Echoing Kindie Tesfaye and Mercy Nyambura’s call, the conversations mainly focused on the potential implementation of the research outcomes, with multiple participants voicing their wishes to see the outputs cascading down to district levels.

Keberu Abayneh, the head of the FSRP in the Ministry of Agriculture, gave a closing remark at the end of the workshop thanking CIMMYT, the technical team that carried out the studies, the Ministry of Agriculture and all stakeholders who took part in it.

Following this, the first Regional Climate Risk Analysis Output Communication Workshop was held in Adama, Ethiopia, from November 13-14, 2023.

As highlighted in the first workshop, the research findings needed to be cascaded down to the regional and district level in order to be implemented successfully. To this end, the second workshop brought together the main representatives from regional agricultural offices in the 11 regional states, who engaged in discussions around the research findings, recommendations, and implementation methods. Researchers, agricultural experts, and representatives from the Ministry of Agriculture, Green Agro Solution, CIMMYT and FSRP also took part in the discussions.

Participants of the workshop in Adama (Photo: CIMMYT).

This workshop, held with the aim of engaging participants from 11 regional states in active discussions and gathering feedbacks, is believed to lay the groundwork for cascading down the research results for implementation.

When representatives from regional states presented on their respective areas, they found more common points than differences. Climate change risk on each of the five value chains is felt across Ethiopia due to extremes and variances in rainfall and temperatures, and many regions are shifting cultivating seasons, forwarded by up to three months because of late-onset of rainfall. These incidents are forcing farmers to change conventional cultivation patterns, with those who stick to the conventional schedule at risk of losing their yields. Some farmers have even changed the types of crops they grow as a result.

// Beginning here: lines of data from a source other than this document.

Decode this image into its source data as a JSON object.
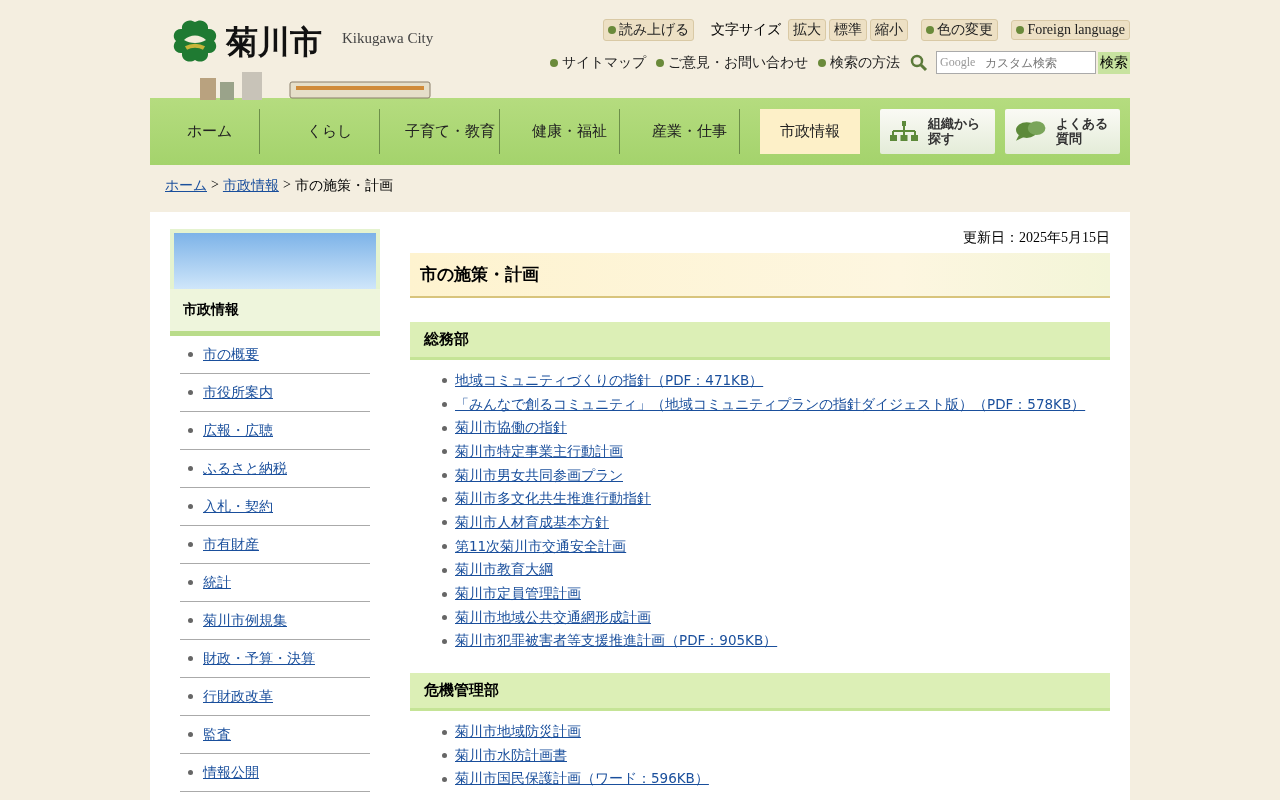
{
  "header": {
    "logo_text": "菊川市",
    "logo_subtitle": "Kikugawa City",
    "tools": [
      {
        "kind": "button",
        "label": "読み上げる"
      },
      {
        "kind": "label",
        "label": "文字サイズ"
      },
      {
        "kind": "size",
        "label": "拡大"
      },
      {
        "kind": "size",
        "label": "標準"
      },
      {
        "kind": "size",
        "label": "縮小"
      },
      {
        "kind": "button",
        "label": "色の変更"
      },
      {
        "kind": "button",
        "label": "Foreign language"
      }
    ],
    "links": [
      "サイトマップ",
      "ご意見・お問い合わせ",
      "検索の方法"
    ],
    "search": {
      "placeholder": "カスタム検索",
      "brand": "Google",
      "button": "検索"
    }
  },
  "nav": [
    {
      "kind": "text",
      "label": "ホーム",
      "selected": false
    },
    {
      "kind": "text",
      "label": "くらし",
      "selected": false
    },
    {
      "kind": "text",
      "label": "子育て・教育",
      "selected": false
    },
    {
      "kind": "text",
      "label": "健康・福祉",
      "selected": false
    },
    {
      "kind": "text",
      "label": "産業・仕事",
      "selected": false
    },
    {
      "kind": "text",
      "label": "市政情報",
      "selected": true
    },
    {
      "kind": "org",
      "label": "組織から探す",
      "selected": false
    },
    {
      "kind": "faq",
      "label": "よくある質問",
      "selected": false
    }
  ],
  "breadcrumb_separator": ">",
  "breadcrumb": [
    {
      "label": "ホーム",
      "link": true
    },
    {
      "label": "市政情報",
      "link": true
    },
    {
      "label": "市の施策・計画",
      "link": false
    }
  ],
  "sidebar": {
    "title": "市政情報",
    "items": [
      "市の概要",
      "市役所案内",
      "広報・広聴",
      "ふるさと納税",
      "入札・契約",
      "市有財産",
      "統計",
      "菊川市例規集",
      "財政・予算・決算",
      "行財政改革",
      "監査",
      "情報公開"
    ]
  },
  "updated": "更新日：2025年5月15日",
  "page_title": "市の施策・計画",
  "sections": [
    {
      "title": "総務部",
      "links": [
        "地域コミュニティづくりの指針（PDF：471KB）",
        "「みんなで創るコミュニティ」（地域コミュニティプランの指針ダイジェスト版）（PDF：578KB）",
        "菊川市協働の指針",
        "菊川市特定事業主行動計画",
        "菊川市男女共同参画プラン",
        "菊川市多文化共生推進行動指針",
        "菊川市人材育成基本方針",
        "第11次菊川市交通安全計画",
        "菊川市教育大綱",
        "菊川市定員管理計画",
        "菊川市地域公共交通網形成計画",
        "菊川市犯罪被害者等支援推進計画（PDF：905KB）"
      ]
    },
    {
      "title": "危機管理部",
      "links": [
        "菊川市地域防災計画",
        "菊川市水防計画書",
        "菊川市国民保護計画（ワード：596KB）"
      ]
    }
  ]
}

Participants noted that the recommended adaptation plans are commendable and implementable in their respective areas, with the proper guidance and resources. In order to ensure tangible impact, they asked for the research documents on the priority value chains to be communicated to a wider range of stakeholders in each regional state.

Creating awareness on the climate risk and the adaptation plans, building capacity to ensure the implementation, piloting and then scaling up implementation across the regional states with consistent monitoring and evaluation can bring effective results, stakeholders agreed.